_INSTRUCTIONS TO FOLLOW_. Scan the entries that follow for the word "смогут", then report every line in which it appears.

[App and web page records]

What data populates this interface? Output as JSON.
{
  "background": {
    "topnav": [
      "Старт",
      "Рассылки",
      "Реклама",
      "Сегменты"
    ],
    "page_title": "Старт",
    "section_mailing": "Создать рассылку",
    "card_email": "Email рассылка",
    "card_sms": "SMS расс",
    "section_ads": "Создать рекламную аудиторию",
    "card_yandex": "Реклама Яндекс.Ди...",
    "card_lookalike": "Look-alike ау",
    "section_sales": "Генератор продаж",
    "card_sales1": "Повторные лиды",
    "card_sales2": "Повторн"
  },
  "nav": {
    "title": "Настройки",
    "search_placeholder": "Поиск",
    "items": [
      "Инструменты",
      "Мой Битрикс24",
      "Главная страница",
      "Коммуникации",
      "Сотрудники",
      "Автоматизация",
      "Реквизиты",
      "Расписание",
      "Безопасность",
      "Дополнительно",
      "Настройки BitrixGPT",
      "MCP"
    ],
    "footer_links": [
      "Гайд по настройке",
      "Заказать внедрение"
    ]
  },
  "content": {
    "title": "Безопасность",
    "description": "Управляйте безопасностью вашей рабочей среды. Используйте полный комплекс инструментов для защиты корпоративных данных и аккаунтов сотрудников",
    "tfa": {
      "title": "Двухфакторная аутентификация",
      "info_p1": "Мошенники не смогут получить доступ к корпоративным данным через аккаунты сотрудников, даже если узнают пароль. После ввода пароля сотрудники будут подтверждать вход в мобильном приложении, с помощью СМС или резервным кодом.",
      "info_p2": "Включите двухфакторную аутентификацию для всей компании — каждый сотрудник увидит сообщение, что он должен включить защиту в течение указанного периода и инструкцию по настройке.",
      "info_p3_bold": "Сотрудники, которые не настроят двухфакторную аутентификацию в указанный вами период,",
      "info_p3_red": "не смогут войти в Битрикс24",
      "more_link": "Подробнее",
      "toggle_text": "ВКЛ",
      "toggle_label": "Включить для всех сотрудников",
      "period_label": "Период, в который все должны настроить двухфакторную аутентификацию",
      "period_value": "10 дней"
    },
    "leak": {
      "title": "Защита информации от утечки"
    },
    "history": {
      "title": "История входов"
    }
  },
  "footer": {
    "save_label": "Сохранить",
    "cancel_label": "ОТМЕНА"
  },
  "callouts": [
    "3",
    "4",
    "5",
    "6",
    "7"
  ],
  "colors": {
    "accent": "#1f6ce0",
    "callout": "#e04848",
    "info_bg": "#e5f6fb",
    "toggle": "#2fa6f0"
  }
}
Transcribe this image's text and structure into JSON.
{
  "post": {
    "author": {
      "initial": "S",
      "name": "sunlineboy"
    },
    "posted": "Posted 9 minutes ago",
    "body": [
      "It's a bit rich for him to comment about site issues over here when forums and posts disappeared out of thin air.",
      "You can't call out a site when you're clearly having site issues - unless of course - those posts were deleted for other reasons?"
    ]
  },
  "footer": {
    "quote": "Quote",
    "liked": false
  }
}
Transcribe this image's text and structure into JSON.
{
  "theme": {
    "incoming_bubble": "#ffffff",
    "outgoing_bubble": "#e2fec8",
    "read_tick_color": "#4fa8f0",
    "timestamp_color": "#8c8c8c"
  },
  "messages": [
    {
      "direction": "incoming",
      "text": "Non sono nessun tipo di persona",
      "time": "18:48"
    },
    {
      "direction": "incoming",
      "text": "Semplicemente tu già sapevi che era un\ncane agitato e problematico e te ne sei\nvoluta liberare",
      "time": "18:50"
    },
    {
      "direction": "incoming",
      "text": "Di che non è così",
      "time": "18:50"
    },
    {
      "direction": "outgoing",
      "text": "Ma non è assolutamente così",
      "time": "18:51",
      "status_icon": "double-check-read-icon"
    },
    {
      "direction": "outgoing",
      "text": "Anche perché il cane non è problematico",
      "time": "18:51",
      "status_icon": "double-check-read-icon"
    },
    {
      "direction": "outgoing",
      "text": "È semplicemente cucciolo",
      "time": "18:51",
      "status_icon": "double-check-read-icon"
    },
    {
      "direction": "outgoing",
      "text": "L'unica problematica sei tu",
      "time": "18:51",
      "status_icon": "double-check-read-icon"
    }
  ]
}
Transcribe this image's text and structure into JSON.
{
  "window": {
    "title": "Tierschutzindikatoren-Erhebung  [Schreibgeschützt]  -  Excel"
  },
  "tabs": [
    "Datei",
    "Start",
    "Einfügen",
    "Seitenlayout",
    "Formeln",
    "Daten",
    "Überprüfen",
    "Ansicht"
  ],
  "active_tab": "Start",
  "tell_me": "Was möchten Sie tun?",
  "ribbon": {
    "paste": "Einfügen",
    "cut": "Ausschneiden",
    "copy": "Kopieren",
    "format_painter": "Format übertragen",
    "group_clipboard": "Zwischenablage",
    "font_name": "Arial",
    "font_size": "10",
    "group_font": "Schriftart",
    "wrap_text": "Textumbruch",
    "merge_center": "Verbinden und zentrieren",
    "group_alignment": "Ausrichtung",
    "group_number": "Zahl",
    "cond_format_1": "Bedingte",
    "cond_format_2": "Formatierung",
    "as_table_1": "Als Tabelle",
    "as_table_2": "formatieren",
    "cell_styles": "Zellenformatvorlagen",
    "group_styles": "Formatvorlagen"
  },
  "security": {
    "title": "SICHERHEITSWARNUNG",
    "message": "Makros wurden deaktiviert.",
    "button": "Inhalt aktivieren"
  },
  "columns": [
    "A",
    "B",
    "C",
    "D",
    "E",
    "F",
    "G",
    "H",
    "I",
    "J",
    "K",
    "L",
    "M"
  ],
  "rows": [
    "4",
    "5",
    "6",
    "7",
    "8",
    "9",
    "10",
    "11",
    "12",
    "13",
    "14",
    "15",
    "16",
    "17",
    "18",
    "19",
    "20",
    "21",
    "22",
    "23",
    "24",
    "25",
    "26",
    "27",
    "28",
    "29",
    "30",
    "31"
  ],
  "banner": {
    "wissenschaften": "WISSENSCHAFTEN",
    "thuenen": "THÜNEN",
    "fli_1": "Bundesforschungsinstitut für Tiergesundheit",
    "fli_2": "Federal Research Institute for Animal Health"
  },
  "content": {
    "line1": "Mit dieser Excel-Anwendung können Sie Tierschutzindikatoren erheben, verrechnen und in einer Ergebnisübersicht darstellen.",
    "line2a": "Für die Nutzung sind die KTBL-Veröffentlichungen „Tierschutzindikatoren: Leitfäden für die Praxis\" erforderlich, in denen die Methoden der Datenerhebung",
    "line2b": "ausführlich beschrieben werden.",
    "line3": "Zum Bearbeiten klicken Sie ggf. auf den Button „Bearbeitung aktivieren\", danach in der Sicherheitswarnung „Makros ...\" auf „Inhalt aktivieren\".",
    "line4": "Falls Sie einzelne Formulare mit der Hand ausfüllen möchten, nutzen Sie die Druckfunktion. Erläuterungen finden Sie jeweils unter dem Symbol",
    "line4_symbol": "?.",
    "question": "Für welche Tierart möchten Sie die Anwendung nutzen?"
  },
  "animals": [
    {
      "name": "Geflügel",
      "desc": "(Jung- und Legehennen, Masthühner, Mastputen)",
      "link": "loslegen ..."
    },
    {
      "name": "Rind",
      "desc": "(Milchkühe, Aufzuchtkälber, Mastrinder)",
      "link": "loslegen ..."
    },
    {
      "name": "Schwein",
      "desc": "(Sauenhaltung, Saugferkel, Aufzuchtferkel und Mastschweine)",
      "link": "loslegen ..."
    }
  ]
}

_ANSWER SPACE_.
      "info_p1": "Мошенники не смогут получить доступ к корпоративным данным через аккаунты сотрудников, даже если узнают пароль. После ввода пароля сотрудники будут подтверждать вход в мобильном приложении, с помощью СМС или резервным кодом.",
      "info_p3_red": "не смогут войти в Битрикс24",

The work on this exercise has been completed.